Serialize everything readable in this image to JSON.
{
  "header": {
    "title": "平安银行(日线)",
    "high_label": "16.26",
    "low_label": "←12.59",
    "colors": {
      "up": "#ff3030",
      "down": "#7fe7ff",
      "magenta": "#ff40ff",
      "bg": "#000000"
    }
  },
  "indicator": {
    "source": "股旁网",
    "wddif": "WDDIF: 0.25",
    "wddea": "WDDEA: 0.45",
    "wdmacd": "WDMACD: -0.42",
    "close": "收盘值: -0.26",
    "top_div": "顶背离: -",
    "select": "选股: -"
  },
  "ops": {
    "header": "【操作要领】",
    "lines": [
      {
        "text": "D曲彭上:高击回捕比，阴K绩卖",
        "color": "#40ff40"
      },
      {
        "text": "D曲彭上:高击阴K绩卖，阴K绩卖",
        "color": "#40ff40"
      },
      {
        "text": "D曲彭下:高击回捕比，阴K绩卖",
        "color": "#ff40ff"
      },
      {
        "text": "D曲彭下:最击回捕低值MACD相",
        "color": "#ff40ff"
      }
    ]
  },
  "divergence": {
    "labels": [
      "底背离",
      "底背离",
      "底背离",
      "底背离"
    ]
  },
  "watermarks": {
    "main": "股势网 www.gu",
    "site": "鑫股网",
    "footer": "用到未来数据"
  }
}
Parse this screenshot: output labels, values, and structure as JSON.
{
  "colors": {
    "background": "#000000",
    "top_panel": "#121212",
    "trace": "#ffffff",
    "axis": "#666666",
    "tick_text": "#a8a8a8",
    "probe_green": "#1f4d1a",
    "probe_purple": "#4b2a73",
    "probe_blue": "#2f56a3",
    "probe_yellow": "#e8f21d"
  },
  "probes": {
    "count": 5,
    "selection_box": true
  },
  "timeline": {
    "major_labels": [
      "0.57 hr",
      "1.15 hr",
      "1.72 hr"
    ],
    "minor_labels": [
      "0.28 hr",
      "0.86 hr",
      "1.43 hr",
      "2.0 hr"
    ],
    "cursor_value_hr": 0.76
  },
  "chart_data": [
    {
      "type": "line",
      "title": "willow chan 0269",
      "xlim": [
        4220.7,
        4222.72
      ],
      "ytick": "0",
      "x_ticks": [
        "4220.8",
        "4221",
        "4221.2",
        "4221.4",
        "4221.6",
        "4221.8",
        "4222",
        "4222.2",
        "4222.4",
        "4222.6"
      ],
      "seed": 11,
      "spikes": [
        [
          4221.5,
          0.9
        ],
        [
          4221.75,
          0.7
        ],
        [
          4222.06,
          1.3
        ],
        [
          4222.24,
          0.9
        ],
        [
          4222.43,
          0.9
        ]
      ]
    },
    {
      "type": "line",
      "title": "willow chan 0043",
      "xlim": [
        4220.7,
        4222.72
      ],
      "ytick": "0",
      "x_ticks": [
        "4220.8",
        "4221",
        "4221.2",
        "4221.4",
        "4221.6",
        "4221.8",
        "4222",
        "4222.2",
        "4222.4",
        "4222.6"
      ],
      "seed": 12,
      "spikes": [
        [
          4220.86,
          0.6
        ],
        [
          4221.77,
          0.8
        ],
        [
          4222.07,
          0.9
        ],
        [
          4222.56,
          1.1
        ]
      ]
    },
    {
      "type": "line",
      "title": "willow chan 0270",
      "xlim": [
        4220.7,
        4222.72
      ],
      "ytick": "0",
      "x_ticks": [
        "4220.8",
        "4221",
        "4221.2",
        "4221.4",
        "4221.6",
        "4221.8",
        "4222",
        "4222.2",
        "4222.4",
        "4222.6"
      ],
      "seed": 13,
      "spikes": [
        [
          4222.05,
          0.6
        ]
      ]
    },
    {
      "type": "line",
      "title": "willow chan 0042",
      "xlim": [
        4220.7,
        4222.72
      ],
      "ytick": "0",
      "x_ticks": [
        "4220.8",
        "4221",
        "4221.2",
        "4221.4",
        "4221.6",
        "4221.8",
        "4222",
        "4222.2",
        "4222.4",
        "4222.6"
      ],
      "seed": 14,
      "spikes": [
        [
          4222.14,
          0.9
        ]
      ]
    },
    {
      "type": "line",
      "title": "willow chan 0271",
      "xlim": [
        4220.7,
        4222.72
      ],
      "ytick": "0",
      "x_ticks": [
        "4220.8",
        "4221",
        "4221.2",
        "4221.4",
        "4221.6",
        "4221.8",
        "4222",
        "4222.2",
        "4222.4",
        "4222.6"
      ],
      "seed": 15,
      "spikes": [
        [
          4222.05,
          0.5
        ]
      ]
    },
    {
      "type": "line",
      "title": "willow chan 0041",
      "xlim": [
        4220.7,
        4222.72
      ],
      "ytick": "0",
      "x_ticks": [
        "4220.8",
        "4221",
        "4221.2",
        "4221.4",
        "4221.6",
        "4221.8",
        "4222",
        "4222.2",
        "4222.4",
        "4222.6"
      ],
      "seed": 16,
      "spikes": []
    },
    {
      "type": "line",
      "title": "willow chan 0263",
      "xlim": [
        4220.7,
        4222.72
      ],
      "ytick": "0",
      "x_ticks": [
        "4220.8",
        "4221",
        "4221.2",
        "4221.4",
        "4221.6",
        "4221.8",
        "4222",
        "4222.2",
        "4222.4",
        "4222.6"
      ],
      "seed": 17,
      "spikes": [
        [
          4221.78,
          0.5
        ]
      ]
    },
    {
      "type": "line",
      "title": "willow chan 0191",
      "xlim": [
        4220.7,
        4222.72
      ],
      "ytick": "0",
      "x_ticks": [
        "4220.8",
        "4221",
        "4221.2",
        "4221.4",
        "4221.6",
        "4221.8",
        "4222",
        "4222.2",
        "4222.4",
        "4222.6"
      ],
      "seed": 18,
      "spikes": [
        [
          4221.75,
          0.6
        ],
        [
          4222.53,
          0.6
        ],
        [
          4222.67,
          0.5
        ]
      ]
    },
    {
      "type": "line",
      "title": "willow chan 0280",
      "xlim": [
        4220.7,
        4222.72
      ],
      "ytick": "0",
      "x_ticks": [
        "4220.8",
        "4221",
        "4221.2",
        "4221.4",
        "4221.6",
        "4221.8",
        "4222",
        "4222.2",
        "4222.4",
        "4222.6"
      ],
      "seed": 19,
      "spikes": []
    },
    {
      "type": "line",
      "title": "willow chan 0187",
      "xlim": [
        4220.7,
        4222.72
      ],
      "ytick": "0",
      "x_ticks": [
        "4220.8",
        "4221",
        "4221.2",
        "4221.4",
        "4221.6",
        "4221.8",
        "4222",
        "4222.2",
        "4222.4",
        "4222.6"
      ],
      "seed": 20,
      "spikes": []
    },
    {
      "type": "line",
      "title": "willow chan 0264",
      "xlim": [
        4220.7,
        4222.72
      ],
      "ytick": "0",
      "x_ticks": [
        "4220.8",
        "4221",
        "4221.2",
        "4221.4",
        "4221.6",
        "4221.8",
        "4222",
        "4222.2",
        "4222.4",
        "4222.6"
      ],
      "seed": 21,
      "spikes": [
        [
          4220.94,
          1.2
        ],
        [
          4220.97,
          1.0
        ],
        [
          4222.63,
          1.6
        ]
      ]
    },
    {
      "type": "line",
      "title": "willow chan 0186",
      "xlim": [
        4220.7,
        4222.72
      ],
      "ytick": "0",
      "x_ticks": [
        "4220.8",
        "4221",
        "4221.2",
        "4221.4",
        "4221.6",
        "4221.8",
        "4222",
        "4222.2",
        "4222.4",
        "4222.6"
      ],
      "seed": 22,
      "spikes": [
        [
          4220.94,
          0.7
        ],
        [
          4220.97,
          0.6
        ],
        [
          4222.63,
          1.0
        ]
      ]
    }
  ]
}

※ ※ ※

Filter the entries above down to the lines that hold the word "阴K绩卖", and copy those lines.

== SOLUTION FOR THIS PROBLEM ==
        "text": "D曲彭上:高击回捕比，阴K绩卖",
        "text": "D曲彭上:高击阴K绩卖，阴K绩卖",
        "text": "D曲彭下:高击回捕比，阴K绩卖",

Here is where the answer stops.